We are all aware that there are significant gender and diversity imbalances in our IT workforce; this is a problem across the IT industry, not just at Berkeley. We have had several discussions with the campus Recruitment manager and there are a number of ideas we are pursuing to try to address this issue. These include looking at different ways to source applicants and ensuring hiring managers have received implicit bias training (e.g., there is a UCOP implicit bias class called “Managing Implicit Bias in the Hiring Process” that we will be requiring all hiring managers to take). This issue is something that will take time to address, but we must become more intentional in our hiring process if we expect to see change.
Track 4: E&I for One IT
In April, we sent out a message about the Virtual Reality event exploring gender bias in IT that the OCIO co-sponsored. We will look to do more sessions, as well as to sponsor additional events focused on gender equality and diversity in IT more broadly. We also plan to offer anything we do for IST more broadly to the One IT community when it makes sense for a larger audience beyond just IST.

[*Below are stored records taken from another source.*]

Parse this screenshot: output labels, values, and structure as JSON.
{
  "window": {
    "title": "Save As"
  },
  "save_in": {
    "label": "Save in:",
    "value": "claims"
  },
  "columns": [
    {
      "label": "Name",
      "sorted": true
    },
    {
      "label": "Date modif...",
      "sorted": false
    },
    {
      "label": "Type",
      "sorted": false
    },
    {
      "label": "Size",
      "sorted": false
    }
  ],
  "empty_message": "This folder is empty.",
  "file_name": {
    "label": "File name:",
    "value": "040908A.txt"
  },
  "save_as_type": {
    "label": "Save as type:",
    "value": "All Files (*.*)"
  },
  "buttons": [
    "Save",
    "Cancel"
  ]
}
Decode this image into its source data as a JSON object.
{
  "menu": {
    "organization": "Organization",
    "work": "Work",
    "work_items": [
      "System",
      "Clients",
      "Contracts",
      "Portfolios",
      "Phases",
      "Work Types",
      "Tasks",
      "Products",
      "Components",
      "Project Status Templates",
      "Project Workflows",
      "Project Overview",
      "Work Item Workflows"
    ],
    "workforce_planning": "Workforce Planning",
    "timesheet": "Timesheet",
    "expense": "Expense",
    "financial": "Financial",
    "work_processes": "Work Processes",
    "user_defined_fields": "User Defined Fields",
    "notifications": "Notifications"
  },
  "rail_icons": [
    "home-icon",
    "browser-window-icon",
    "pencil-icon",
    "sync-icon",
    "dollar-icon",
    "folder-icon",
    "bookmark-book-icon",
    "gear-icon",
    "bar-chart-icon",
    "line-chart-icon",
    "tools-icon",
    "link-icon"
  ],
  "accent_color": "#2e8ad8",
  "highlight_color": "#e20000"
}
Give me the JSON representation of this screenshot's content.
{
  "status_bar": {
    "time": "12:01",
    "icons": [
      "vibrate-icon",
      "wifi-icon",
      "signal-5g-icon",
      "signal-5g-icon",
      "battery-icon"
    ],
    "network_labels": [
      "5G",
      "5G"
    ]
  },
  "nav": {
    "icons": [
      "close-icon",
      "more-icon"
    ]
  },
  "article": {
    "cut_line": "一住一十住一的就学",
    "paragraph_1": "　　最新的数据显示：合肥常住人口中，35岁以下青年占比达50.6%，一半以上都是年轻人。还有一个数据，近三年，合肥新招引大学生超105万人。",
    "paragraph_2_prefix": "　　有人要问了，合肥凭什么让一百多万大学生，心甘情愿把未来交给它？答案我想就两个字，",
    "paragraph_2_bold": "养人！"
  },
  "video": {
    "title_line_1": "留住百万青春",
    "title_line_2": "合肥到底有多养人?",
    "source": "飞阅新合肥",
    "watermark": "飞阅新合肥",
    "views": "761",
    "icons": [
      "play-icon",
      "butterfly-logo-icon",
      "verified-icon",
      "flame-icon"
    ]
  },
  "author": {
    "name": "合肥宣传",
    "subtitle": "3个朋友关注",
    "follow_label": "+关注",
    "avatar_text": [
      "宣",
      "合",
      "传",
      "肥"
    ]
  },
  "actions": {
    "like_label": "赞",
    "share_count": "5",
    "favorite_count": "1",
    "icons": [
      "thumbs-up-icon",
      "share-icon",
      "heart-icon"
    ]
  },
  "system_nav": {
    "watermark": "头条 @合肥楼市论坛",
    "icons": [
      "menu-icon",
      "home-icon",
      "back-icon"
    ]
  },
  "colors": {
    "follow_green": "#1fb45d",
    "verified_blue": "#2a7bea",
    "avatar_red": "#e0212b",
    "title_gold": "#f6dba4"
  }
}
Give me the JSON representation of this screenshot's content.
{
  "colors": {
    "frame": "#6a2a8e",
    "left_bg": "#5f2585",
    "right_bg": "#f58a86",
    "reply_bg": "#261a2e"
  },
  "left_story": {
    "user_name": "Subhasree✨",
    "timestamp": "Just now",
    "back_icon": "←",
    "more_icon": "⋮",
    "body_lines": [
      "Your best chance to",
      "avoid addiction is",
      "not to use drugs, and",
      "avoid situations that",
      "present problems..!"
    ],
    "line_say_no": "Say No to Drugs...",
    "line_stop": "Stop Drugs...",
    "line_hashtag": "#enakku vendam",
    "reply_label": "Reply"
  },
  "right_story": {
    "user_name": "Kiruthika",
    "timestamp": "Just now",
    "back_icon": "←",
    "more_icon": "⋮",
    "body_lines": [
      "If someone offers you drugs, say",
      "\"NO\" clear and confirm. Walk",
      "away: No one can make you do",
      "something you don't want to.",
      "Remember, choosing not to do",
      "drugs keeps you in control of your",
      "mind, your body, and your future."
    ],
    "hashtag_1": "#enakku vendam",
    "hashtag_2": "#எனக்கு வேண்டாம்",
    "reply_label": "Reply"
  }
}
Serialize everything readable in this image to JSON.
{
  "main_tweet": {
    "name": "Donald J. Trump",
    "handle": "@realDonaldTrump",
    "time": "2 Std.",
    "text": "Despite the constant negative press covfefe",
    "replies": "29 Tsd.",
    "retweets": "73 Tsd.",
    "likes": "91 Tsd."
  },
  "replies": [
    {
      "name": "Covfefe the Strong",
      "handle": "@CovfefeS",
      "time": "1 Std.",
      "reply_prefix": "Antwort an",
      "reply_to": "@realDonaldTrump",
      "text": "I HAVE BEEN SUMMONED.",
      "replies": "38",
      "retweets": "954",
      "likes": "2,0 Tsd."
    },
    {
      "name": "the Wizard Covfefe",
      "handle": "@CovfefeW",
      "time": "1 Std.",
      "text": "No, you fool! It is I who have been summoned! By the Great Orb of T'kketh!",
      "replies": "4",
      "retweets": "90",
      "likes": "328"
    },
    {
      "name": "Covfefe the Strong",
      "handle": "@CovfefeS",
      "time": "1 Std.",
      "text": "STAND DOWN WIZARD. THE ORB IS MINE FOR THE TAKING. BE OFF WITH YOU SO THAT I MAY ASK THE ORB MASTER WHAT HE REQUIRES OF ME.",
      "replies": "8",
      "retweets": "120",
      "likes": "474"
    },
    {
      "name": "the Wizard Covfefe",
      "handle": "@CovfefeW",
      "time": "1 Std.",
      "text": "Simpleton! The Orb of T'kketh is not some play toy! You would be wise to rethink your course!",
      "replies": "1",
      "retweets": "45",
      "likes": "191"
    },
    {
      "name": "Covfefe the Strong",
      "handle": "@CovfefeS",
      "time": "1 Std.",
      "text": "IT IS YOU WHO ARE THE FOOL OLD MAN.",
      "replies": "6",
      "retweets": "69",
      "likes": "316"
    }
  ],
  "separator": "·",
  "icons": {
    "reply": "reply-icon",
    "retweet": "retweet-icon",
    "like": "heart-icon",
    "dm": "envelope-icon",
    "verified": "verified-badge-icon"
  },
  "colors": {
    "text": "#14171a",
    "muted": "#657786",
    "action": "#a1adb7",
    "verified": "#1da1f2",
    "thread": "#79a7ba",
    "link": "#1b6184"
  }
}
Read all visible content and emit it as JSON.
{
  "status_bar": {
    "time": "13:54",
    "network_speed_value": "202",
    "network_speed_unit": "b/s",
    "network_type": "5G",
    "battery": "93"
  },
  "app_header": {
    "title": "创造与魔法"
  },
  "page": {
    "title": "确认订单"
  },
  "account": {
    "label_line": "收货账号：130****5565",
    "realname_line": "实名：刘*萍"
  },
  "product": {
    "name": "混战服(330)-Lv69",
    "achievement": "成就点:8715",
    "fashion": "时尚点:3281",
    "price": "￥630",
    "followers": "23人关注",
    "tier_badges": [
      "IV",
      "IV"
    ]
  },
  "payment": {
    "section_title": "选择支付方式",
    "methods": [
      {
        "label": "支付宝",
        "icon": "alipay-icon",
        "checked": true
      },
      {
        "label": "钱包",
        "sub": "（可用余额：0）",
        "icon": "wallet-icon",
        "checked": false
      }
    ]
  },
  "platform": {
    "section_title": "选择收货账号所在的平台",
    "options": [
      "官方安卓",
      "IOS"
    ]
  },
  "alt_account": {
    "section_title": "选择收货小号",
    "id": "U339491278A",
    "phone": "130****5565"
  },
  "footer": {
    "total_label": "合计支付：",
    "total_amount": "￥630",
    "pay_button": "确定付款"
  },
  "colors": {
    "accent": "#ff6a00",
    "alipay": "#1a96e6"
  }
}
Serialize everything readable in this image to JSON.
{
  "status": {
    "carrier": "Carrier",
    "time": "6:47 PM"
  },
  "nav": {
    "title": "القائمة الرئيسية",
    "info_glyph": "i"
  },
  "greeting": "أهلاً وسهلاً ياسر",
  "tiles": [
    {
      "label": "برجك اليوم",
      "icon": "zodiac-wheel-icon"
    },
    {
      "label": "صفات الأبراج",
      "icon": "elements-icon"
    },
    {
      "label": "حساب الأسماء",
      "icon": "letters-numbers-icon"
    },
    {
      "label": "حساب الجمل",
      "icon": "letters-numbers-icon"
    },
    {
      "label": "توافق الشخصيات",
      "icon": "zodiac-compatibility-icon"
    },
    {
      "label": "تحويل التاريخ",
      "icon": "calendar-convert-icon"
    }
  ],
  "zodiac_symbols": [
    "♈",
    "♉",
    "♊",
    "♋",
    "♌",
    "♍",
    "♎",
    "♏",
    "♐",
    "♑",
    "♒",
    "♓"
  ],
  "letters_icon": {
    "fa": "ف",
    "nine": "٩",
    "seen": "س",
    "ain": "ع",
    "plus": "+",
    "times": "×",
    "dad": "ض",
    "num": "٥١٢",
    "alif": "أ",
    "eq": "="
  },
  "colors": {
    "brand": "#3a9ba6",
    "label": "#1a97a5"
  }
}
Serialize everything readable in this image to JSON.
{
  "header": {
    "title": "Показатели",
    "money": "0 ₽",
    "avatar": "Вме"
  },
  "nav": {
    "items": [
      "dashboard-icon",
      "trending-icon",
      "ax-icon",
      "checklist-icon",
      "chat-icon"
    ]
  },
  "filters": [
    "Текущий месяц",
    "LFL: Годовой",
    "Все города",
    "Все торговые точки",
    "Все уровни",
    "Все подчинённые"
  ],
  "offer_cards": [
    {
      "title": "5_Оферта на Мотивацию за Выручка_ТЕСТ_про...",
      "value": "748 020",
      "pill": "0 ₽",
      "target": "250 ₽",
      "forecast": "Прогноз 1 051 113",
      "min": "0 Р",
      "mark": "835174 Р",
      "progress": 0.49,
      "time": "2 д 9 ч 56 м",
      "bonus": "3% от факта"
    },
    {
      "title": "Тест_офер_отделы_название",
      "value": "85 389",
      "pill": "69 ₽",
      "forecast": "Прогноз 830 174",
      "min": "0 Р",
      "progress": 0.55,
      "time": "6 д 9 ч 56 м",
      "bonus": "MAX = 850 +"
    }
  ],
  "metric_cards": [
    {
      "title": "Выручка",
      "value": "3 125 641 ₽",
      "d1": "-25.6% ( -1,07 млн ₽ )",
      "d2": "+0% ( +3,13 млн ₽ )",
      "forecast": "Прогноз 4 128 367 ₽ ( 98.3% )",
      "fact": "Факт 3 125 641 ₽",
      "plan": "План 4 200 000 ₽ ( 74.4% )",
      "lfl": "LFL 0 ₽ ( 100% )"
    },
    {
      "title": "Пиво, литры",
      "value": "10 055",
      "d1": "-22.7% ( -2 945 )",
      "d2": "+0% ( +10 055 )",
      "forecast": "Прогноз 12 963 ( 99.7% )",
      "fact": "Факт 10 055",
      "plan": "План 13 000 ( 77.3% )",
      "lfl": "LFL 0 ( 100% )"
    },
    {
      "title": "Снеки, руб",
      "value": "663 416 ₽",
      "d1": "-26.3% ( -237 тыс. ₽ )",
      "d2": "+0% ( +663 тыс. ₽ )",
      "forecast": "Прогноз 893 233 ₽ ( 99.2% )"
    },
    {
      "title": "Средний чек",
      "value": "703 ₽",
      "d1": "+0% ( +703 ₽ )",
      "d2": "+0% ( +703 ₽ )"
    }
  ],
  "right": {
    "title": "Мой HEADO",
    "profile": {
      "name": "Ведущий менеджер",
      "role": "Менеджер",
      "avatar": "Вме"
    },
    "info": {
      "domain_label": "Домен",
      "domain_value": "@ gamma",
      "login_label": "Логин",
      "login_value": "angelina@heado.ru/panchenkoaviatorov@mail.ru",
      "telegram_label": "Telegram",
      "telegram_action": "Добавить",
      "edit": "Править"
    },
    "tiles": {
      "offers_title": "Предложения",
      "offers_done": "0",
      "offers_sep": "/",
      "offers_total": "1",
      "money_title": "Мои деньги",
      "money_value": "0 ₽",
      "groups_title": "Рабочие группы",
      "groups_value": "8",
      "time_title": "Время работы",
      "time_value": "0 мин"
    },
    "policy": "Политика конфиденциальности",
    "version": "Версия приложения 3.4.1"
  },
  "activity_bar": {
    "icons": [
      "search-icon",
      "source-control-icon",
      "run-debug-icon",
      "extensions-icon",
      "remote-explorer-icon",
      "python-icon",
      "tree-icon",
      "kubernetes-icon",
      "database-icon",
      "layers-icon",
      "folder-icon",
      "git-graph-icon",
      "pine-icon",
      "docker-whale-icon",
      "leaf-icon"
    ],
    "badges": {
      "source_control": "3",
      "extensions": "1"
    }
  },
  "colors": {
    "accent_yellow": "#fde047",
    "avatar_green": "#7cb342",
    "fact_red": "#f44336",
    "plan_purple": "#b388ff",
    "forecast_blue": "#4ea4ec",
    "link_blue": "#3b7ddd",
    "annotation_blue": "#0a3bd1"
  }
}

More generally for the campus One IT community, we are planning to add a 7th strategy to our Reimagining IT strategic plan that will address equity, inclusion and bias issues. We are pleased to announce that Barinder Flanagan from Haas, Gabe Gonzalez from Law, and Liz Marsh from the OCIO have agreed to co-lead this strategy. At our March Reimagining IT planning workshop (this included 50+ IT leaders from around campus), we held an exercise to facilitate a conversation about bias and inclusion in the workplace. The debrief from the exercise resulted in many great suggestions for how we can address these issues; these will be incorporated into the E&I Reimagining IT strategy as it takes shape, as well as the local work we’re doing in IST. The exercise was so well-received that many of the participants have plans to run the exercise with their own teams.